» **What this task involves**: From the records that follow, copy every line in which "content" appears.
▬▬▬
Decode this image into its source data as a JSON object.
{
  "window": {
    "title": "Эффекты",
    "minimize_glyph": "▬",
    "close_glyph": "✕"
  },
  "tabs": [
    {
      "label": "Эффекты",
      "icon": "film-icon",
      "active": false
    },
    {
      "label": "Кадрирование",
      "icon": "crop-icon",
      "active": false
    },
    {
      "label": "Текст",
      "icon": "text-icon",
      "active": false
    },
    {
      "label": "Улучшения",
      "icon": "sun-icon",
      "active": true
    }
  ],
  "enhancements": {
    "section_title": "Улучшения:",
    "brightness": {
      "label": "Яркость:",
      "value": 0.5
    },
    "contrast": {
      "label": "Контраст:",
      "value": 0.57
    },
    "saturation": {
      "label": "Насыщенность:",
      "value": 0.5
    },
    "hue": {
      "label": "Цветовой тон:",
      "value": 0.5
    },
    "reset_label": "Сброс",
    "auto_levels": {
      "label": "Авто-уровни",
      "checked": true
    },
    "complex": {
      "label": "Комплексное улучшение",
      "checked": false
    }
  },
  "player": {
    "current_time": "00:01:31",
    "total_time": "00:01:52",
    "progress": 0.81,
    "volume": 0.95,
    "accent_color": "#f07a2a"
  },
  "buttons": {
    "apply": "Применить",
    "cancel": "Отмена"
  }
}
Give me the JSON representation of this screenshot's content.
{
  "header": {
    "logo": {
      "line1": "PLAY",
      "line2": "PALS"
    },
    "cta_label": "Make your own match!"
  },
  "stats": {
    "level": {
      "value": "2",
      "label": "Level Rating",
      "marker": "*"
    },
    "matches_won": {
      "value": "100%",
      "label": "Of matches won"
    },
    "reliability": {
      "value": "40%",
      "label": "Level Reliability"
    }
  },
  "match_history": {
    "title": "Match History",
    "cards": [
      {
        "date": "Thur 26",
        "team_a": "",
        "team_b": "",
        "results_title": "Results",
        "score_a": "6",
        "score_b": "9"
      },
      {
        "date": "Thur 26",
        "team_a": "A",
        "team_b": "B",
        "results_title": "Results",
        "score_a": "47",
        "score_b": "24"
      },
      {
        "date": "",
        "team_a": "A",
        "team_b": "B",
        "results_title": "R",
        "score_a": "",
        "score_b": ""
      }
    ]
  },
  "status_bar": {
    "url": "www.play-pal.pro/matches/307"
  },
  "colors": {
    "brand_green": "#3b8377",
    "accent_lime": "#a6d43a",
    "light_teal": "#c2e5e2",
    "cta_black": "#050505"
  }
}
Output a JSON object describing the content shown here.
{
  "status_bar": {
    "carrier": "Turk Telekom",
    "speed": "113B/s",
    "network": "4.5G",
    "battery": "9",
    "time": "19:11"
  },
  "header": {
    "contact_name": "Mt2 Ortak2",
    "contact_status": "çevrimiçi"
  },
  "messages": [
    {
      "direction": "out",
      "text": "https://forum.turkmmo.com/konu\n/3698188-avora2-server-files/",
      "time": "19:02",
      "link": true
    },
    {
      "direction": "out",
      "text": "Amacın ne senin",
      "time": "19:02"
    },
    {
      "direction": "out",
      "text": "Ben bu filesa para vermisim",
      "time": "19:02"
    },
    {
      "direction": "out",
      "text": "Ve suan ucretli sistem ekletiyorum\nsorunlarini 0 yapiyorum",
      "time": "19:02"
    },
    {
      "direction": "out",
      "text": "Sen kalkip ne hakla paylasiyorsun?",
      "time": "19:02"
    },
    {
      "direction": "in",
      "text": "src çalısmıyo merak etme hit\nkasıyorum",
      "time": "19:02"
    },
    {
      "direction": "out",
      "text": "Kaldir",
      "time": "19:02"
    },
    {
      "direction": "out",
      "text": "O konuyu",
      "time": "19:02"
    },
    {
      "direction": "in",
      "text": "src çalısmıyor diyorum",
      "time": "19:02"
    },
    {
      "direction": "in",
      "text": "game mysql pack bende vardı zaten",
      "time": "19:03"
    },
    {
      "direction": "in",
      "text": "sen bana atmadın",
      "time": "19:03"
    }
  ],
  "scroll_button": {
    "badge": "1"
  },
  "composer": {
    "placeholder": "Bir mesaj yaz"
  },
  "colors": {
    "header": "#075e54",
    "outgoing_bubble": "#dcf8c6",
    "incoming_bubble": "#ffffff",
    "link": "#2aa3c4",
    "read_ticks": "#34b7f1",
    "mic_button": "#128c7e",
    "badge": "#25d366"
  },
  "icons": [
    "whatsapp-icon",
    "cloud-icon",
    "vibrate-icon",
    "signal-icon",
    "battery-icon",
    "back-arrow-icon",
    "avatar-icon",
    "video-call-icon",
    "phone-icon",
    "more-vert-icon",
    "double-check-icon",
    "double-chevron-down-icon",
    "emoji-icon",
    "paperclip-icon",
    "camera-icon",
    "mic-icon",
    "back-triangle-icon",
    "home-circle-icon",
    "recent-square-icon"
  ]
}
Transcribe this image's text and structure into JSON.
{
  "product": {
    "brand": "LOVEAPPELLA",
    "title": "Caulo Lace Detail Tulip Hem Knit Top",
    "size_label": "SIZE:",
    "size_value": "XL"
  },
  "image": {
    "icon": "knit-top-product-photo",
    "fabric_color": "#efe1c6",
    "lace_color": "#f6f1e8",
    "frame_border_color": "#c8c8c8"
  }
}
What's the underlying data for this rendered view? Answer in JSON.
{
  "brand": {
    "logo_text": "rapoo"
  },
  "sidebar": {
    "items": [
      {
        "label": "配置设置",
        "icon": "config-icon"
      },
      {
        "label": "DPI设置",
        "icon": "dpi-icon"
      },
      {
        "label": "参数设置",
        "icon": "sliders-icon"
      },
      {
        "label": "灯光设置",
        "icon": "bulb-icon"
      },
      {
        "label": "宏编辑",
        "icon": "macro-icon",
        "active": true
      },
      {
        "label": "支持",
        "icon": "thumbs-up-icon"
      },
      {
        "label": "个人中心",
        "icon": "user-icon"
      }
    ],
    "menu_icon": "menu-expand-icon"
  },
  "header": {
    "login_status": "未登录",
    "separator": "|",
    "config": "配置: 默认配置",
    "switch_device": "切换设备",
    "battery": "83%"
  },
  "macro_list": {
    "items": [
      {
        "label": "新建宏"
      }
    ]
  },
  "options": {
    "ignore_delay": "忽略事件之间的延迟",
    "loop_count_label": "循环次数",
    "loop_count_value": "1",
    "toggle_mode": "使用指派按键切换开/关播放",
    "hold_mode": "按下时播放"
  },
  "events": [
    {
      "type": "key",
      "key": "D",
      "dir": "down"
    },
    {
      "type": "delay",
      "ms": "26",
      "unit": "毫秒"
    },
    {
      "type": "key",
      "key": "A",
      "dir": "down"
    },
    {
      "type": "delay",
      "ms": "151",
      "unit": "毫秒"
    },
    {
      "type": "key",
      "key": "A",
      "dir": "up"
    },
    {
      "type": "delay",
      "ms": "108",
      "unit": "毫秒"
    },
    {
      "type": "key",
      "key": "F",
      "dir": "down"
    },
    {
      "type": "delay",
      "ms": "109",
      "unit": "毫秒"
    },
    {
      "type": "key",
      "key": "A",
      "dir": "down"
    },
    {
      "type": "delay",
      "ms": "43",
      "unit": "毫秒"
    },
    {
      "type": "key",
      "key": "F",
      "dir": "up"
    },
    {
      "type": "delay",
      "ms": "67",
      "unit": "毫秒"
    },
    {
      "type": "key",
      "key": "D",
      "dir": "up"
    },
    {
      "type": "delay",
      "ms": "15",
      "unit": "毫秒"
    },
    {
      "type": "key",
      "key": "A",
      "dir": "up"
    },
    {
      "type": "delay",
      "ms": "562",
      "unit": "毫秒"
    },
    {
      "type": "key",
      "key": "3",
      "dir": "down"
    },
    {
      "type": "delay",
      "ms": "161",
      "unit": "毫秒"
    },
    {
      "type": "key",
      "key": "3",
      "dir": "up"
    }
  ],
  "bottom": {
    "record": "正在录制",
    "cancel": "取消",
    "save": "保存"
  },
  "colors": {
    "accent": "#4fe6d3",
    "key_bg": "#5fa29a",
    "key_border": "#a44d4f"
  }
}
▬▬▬
» **Reply**:
Give me the JSON representation of this screenshot's content.
Output a JSON object describing the content shown here.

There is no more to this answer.